Improvements Made to Persian Gulf Claims Processing
T-HEHS-98-89: Published: Feb 5, 1998. Publicly Released: Feb 5, 1998.
- Full Report:
Pursuant to a congressional request, GAO discussed the Department of Veterans Affairs' (VA) adjudication of veterans' claims for compensation for undiagnosed illnesses that resulted from their service in the Persian Gulf War, focusing on: (1) VA's efforts to improve Persian Gulf claims processing; and (2) its effect on the readjudication of claims previously denied.

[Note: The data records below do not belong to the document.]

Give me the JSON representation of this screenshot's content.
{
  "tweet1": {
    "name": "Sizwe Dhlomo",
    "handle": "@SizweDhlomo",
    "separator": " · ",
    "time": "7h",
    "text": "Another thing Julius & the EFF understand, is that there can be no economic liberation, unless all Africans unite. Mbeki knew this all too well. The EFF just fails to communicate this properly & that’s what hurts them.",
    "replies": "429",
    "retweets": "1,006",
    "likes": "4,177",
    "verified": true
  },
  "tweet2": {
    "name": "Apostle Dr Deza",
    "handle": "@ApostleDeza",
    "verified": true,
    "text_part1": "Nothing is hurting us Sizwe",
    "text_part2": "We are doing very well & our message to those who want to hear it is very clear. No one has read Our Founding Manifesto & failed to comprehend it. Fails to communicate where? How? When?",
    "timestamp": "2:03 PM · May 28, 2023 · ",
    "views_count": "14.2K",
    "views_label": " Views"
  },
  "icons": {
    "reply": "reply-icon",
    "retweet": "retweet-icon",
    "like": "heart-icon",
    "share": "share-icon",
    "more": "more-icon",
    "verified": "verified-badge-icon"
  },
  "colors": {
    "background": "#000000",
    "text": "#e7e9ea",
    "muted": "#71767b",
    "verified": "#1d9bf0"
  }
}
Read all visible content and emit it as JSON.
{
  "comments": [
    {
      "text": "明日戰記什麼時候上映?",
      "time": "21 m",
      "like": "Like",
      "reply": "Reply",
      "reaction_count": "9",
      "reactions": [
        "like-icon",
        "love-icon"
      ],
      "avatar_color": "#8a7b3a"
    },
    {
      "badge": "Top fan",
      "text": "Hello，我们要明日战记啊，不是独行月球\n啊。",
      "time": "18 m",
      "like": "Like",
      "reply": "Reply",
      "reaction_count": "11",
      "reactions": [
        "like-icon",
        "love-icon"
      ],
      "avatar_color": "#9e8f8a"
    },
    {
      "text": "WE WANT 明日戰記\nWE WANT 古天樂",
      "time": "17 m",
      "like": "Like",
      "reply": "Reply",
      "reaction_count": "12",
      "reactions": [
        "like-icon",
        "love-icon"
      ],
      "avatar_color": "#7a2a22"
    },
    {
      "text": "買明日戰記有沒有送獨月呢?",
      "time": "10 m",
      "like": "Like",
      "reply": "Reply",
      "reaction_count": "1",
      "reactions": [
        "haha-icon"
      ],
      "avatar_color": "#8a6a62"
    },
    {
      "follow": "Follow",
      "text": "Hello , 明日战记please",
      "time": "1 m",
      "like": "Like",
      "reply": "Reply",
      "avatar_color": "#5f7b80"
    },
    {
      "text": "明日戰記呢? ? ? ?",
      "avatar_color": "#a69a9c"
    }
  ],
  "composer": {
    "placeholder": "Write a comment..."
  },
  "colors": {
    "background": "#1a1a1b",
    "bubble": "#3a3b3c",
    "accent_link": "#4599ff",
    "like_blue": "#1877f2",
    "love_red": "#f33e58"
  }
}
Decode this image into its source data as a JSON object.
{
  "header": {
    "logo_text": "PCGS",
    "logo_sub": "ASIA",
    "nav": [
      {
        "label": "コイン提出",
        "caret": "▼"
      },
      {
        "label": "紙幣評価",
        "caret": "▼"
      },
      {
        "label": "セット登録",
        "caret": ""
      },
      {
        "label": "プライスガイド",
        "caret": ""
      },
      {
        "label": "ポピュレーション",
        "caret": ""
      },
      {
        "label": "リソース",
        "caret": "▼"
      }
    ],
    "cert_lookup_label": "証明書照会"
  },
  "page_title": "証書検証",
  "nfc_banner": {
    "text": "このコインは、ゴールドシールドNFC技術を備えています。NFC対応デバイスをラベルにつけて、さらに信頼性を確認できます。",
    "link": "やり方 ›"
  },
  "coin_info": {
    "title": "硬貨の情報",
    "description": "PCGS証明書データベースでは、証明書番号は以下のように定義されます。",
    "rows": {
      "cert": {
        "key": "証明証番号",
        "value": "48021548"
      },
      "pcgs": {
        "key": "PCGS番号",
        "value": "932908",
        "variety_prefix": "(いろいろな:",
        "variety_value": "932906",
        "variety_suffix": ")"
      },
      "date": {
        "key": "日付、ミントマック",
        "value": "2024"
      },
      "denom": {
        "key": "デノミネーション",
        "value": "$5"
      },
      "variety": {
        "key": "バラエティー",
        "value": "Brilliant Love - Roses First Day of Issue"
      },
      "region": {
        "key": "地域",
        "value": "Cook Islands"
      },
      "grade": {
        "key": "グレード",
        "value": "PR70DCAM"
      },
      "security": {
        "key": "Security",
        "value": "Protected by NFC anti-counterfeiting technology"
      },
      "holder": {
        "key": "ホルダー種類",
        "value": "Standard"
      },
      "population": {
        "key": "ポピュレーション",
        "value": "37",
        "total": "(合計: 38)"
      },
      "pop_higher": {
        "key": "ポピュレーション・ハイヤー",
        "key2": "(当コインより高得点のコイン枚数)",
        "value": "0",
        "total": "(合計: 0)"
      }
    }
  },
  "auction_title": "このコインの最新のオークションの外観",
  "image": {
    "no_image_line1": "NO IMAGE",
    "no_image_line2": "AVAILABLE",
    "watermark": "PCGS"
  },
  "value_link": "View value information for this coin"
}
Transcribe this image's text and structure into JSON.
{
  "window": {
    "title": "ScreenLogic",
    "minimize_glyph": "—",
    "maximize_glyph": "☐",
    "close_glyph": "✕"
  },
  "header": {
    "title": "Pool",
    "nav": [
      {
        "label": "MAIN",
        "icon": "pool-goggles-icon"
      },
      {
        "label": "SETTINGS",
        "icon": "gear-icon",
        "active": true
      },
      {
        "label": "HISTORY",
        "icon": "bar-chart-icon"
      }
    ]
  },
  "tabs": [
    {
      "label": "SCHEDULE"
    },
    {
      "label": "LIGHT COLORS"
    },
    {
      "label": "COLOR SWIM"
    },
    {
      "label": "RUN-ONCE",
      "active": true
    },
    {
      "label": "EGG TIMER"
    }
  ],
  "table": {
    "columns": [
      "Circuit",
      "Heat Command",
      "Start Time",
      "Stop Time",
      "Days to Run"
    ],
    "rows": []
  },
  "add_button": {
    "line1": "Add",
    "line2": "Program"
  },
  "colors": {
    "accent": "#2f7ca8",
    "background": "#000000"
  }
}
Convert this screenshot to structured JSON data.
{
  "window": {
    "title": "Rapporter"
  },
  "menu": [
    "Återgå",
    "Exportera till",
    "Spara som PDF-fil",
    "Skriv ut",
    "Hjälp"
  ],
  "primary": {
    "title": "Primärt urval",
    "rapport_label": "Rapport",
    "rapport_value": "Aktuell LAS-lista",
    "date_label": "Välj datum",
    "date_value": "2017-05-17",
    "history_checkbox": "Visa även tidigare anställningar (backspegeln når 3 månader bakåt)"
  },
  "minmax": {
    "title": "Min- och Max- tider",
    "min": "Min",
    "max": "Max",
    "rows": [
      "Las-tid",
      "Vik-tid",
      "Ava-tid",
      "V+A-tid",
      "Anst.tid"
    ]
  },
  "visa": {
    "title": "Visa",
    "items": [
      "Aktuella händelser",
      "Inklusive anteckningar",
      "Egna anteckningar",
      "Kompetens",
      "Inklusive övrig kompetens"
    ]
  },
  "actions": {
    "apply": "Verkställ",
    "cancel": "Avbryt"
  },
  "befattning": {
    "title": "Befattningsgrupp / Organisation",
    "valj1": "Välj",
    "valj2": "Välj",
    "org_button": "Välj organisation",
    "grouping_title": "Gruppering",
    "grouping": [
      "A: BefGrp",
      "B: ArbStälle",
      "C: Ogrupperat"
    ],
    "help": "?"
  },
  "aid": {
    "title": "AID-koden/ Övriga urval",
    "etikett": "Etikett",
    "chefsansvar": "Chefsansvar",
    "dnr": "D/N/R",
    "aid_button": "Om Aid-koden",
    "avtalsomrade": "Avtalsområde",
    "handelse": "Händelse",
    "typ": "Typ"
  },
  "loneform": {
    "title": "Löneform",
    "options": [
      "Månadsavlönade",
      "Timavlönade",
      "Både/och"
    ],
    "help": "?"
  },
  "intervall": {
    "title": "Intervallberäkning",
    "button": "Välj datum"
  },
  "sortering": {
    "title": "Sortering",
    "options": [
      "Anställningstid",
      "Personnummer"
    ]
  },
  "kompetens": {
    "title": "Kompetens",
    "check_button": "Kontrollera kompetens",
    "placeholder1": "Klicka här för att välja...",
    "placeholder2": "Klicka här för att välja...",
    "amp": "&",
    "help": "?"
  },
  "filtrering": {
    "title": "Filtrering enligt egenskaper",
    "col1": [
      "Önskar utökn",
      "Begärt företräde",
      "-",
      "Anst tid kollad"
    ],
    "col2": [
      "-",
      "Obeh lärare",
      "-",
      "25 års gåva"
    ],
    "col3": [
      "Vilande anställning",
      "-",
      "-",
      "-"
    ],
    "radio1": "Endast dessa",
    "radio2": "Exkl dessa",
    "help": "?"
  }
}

GAO noted that: (1) VA has taken steps to help improve its processing of Persian Gulf claims; (2) specifically, in July 1996, VA issued guidance to help ensure that procedures for processing Persian Gulf claims are followed by requiring claims processors to provide veterans with clear and useful information regarding types of evidence that could be used to support their claims; (3) such evidence includes records of medical exams and time lost at work; (4) the guidance also requires claims processors to properly consider these pieces of evidence and thoroughly follow up on information that may support the claims; (5) also, to help improve the timeliness of VA's actions on Persian Gulf claims, in May 1997, VA centralized the processing of those claims from 4 to all 58 of its regional offices and began providing training to regional office staff on processing the claims; (6) because VA only recently began some of the initiatives to help improve the processing of Persian Gulf claims, the full impact of the initiatives is uncertain at this time; (7) however, GAO's follow-up review indicates that VA, for the most part, has followed its procedures in readjudicating the previously denied cases; (8) for example, in all the cases GAO reviewed, VA had provided veterans with a written description of the types of evidence Persian Gulf veterans could use to support their claims; (9) as a result of VA's readjudication of denied claims completed to date, VA granted benefits to about 8 percent of the veterans whose claims were previously denied for undiagnosed conditions; and (10) benefits could include compensation or medical care.